Environmental Almanac

Campus Bike Center helps students keep rolling

For cyclists looking for a tune-up, a visit to the Campus Bike Center might be in order.
Two students stand working on bikes held up on workstands.

Staff member and student working. Jeremiah Napper

This week Environmental Almanac concludes its series featuring students from the School of Earth, Society, and Environment who are developing their skills to communicate about environmental topics.

Lauren: The University of Illinois’ campus always appears to come back to life in the Spring after hibernating in the winter, reminding students that there actually are tens of thousands of other students attending school with them. It is during this time that the buses become significantly less crowded, and students can finally bike to class again.  

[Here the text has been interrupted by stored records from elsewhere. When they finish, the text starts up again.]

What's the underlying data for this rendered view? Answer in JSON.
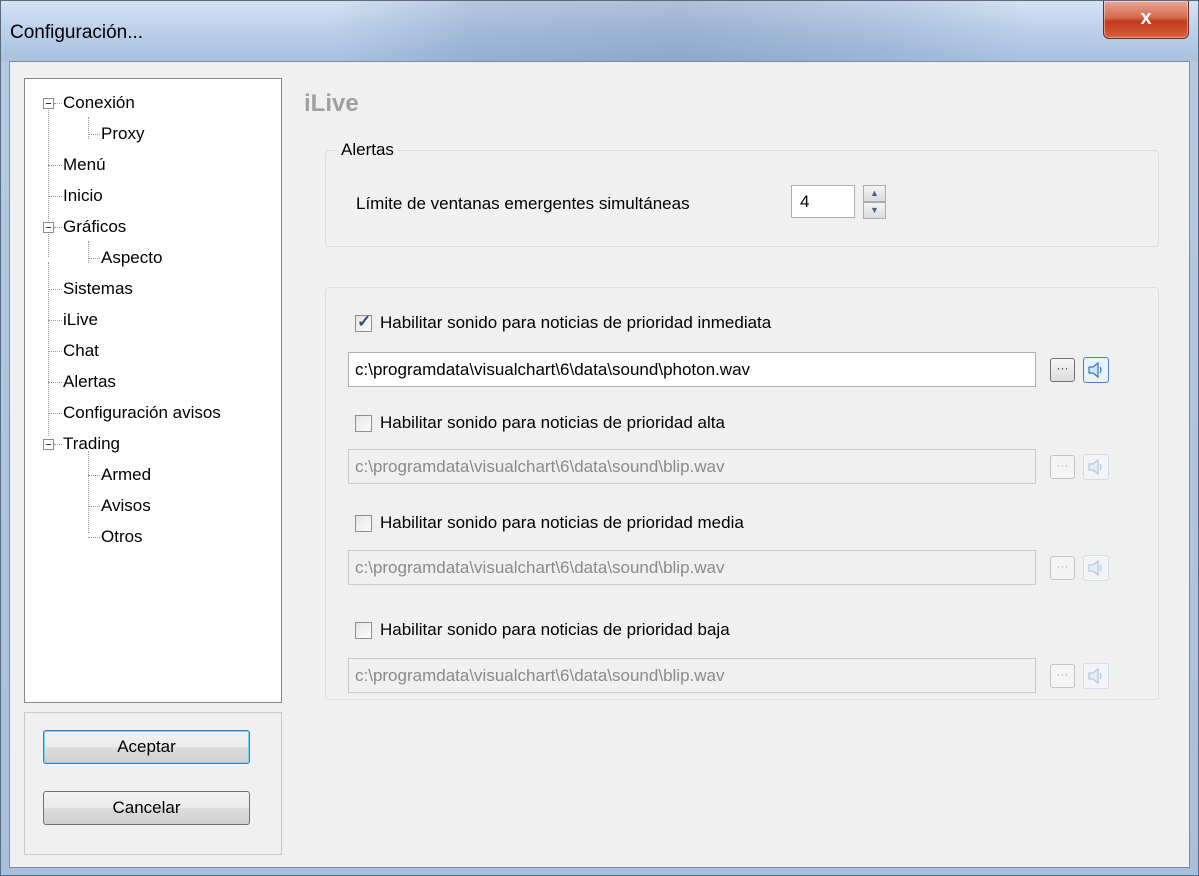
{
  "window": {
    "title": "Configuración...",
    "close_label": "x"
  },
  "tree": {
    "items": [
      {
        "label": "Conexión"
      },
      {
        "label": "Proxy"
      },
      {
        "label": "Menú"
      },
      {
        "label": "Inicio"
      },
      {
        "label": "Gráficos"
      },
      {
        "label": "Aspecto"
      },
      {
        "label": "Sistemas"
      },
      {
        "label": "iLive"
      },
      {
        "label": "Chat"
      },
      {
        "label": "Alertas"
      },
      {
        "label": "Configuración avisos"
      },
      {
        "label": "Trading"
      },
      {
        "label": "Armed"
      },
      {
        "label": "Avisos"
      },
      {
        "label": "Otros"
      }
    ]
  },
  "buttons": {
    "accept": "Aceptar",
    "cancel": "Cancelar"
  },
  "page": {
    "title": "iLive",
    "alerts_group": {
      "legend": "Alertas",
      "limit_label": "Límite de ventanas emergentes simultáneas",
      "limit_value": "4"
    },
    "sounds": [
      {
        "label": "Habilitar sonido para noticias de prioridad inmediata",
        "checked": true,
        "path": "c:\\programdata\\visualchart\\6\\data\\sound\\photon.wav"
      },
      {
        "label": "Habilitar sonido para noticias de prioridad alta",
        "checked": false,
        "path": "c:\\programdata\\visualchart\\6\\data\\sound\\blip.wav"
      },
      {
        "label": "Habilitar sonido para noticias de prioridad media",
        "checked": false,
        "path": "c:\\programdata\\visualchart\\6\\data\\sound\\blip.wav"
      },
      {
        "label": "Habilitar sonido para noticias de prioridad baja",
        "checked": false,
        "path": "c:\\programdata\\visualchart\\6\\data\\sound\\blip.wav"
      }
    ],
    "browse_label": "···"
  }
}
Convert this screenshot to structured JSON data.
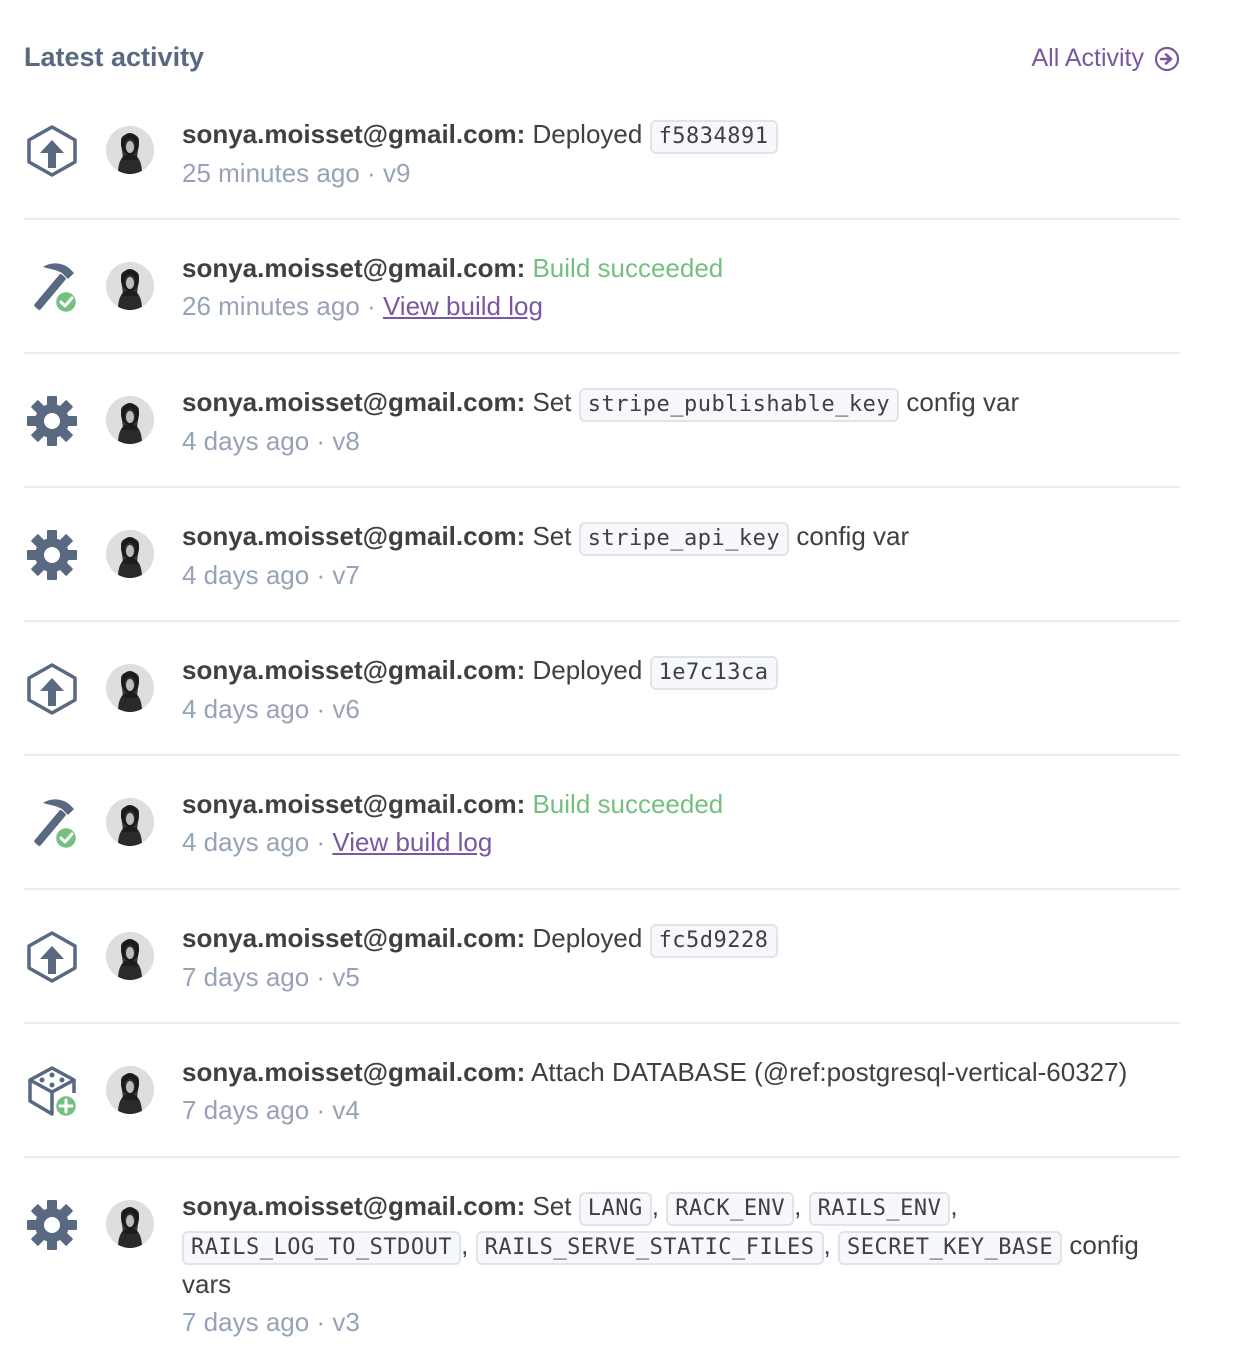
{
  "header": {
    "title": "Latest activity",
    "all_activity_label": "All Activity"
  },
  "colors": {
    "accent": "#79589f",
    "success": "#74c080",
    "muted": "#96a3b6",
    "icon": "#596981"
  },
  "activities": [
    {
      "icon": "deploy-icon",
      "actor": "sonya.moisset@gmail.com:",
      "action": "Deployed",
      "code": "f5834891",
      "meta_time": "25 minutes ago",
      "meta_sep": "·",
      "meta_version": "v9"
    },
    {
      "icon": "build-success-icon",
      "actor": "sonya.moisset@gmail.com:",
      "action": "Build succeeded",
      "meta_time": "26 minutes ago",
      "meta_sep": "·",
      "meta_link": "View build log"
    },
    {
      "icon": "gear-icon",
      "actor": "sonya.moisset@gmail.com:",
      "action": "Set",
      "code": "stripe_publishable_key",
      "suffix": "config var",
      "meta_time": "4 days ago",
      "meta_sep": "·",
      "meta_version": "v8"
    },
    {
      "icon": "gear-icon",
      "actor": "sonya.moisset@gmail.com:",
      "action": "Set",
      "code": "stripe_api_key",
      "suffix": "config var",
      "meta_time": "4 days ago",
      "meta_sep": "·",
      "meta_version": "v7"
    },
    {
      "icon": "deploy-icon",
      "actor": "sonya.moisset@gmail.com:",
      "action": "Deployed",
      "code": "1e7c13ca",
      "meta_time": "4 days ago",
      "meta_sep": "·",
      "meta_version": "v6"
    },
    {
      "icon": "build-success-icon",
      "actor": "sonya.moisset@gmail.com:",
      "action": "Build succeeded",
      "meta_time": "4 days ago",
      "meta_sep": "·",
      "meta_link": "View build log"
    },
    {
      "icon": "deploy-icon",
      "actor": "sonya.moisset@gmail.com:",
      "action": "Deployed",
      "code": "fc5d9228",
      "meta_time": "7 days ago",
      "meta_sep": "·",
      "meta_version": "v5"
    },
    {
      "icon": "addon-attach-icon",
      "actor": "sonya.moisset@gmail.com:",
      "action": "Attach DATABASE (@ref:postgresql-vertical-60327)",
      "meta_time": "7 days ago",
      "meta_sep": "·",
      "meta_version": "v4"
    },
    {
      "icon": "gear-icon",
      "actor": "sonya.moisset@gmail.com:",
      "action": "Set",
      "codes": [
        "LANG",
        "RACK_ENV",
        "RAILS_ENV",
        "RAILS_LOG_TO_STDOUT",
        "RAILS_SERVE_STATIC_FILES",
        "SECRET_KEY_BASE"
      ],
      "code_separator": ",",
      "suffix_1": "config",
      "suffix_2": "vars",
      "meta_time": "7 days ago",
      "meta_sep": "·",
      "meta_version": "v3"
    }
  ]
}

The benefits to biking are numerous and well known, including exercising, reducing emissions from driving, and for the simple enjoyment of getting fresh air. But for a college student, buying and maintaining a bike is not always possible on a college budget. At stores like Sports Authority or even Target, prices for a quality bike can easily exceed $200 and go as high as $400. Luckily, the University provides an alternative for students and community members alike to purchase and maintain bikes at prices they can afford. After a frigid winter, there’s no better place to help you get back on the bike trails, and make sure your bike is in top condition for riding, than at the Campus Bike Center.

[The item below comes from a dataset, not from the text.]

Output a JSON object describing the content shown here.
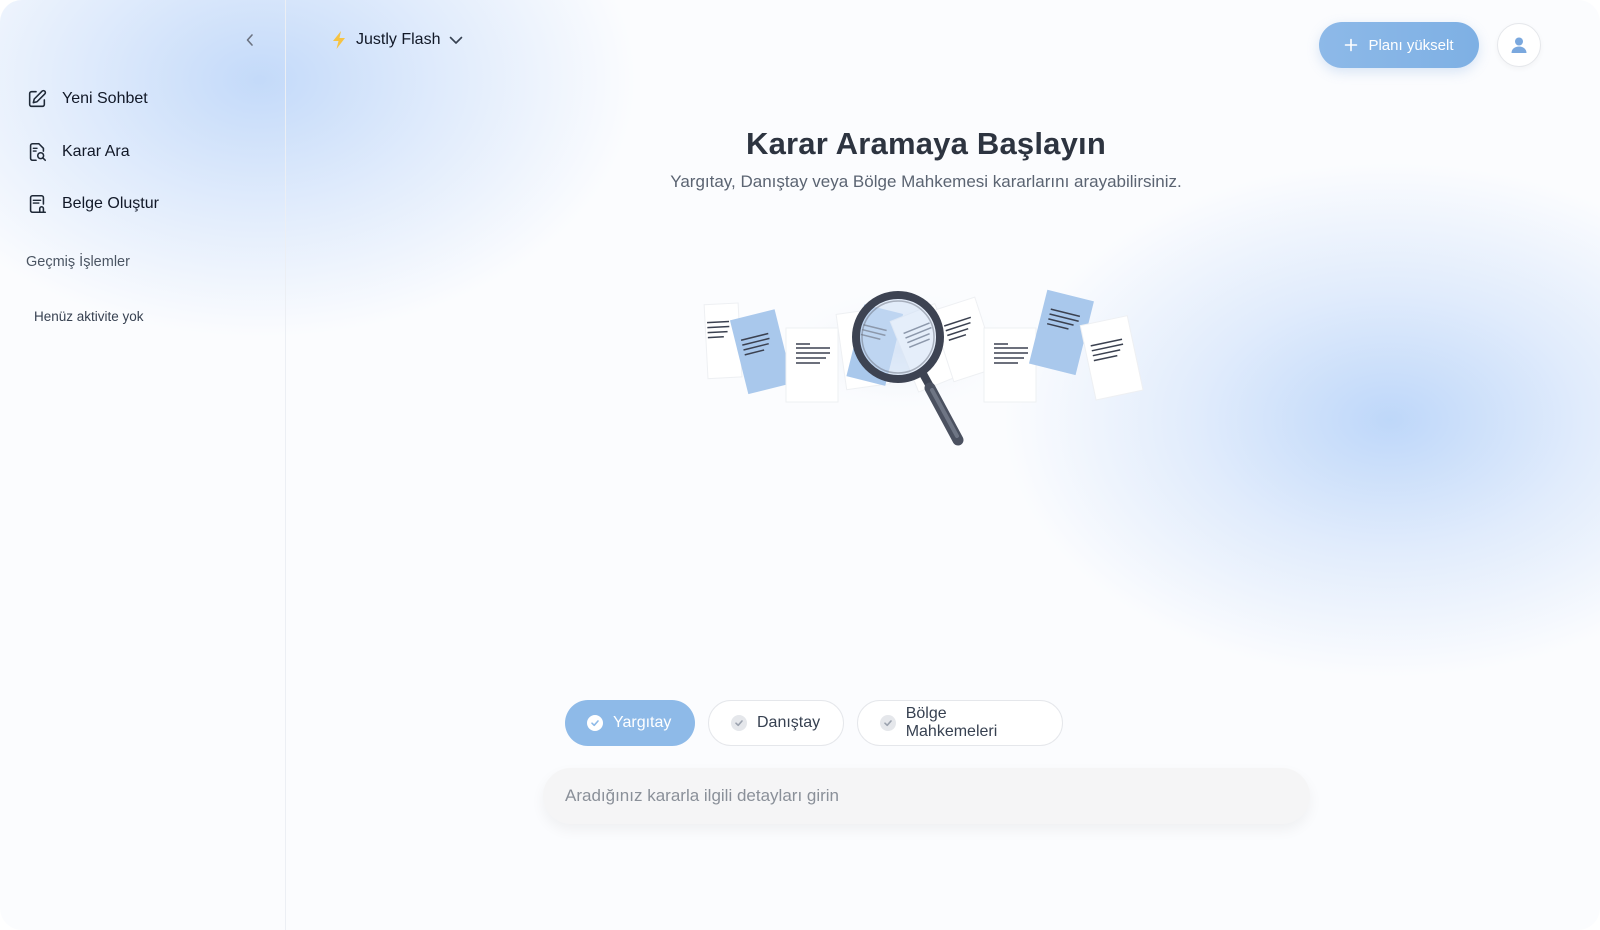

Kate: Located at 608 E. Pennsylvania Avenue, the Bike Center sits at the southernmost part of campus tucked behind the Natural Resources Building. It's easy to miss in the winter, on beautiful spring days it opens up its doors and windows, allowing passersby to see and hear what’s happening inside. There are dozens of refurbished bikes available to buy in a range of prices, but averaging is just over $100. Once you’ve purchased a bike, the Center offers services to help you keep that bike in good condition and teach you how to take care of it yourself.

And there is always plenty of work to do. America Guerra, a freshman at the University, started coming to the center three years ago to fix her own bike. Eventually,started volunteering there, and is now a staff member. She explained the most common fixes students need help with. “Most common is just maintenance work, so ABCs is an easy way to remember that: air, brakes, and chain.”  

While those are the routine fixes, the shop is equipped to handle a much wider range of bike needs. A junior in aerospace engineering, Alex Jing was visiting the bike shop for the first time to fix the wheel hubs on his bike, while a student next to him was greasing the fork crown on her bike.

Karn: Once the bikes are fixed, students often linger at the center. Attracting a wide range of students, the Center has created its own welcoming community. As America describes it, “This used to be solely a work space, and little by little I’ve seen it turn into a social hangout space. So friends will come here and just hang out here… and I hope to see more of that in the future.” Hopefully, the community will grow as the need for the bike center increases.  

The University has recently revamped a bike share initiative in collaboration with CUMTD, the City of Urbana, and the City of Champaign. This program allows students to pick up and drop off bikes around campus using smartphones. As students share in the convenience of having a bike, they also share the maintenance of it, and that’s where the Center steps in. So the next time you get a flat tire or need to grease your squeaky brakes, I hope to see you at the Campus Bike Center.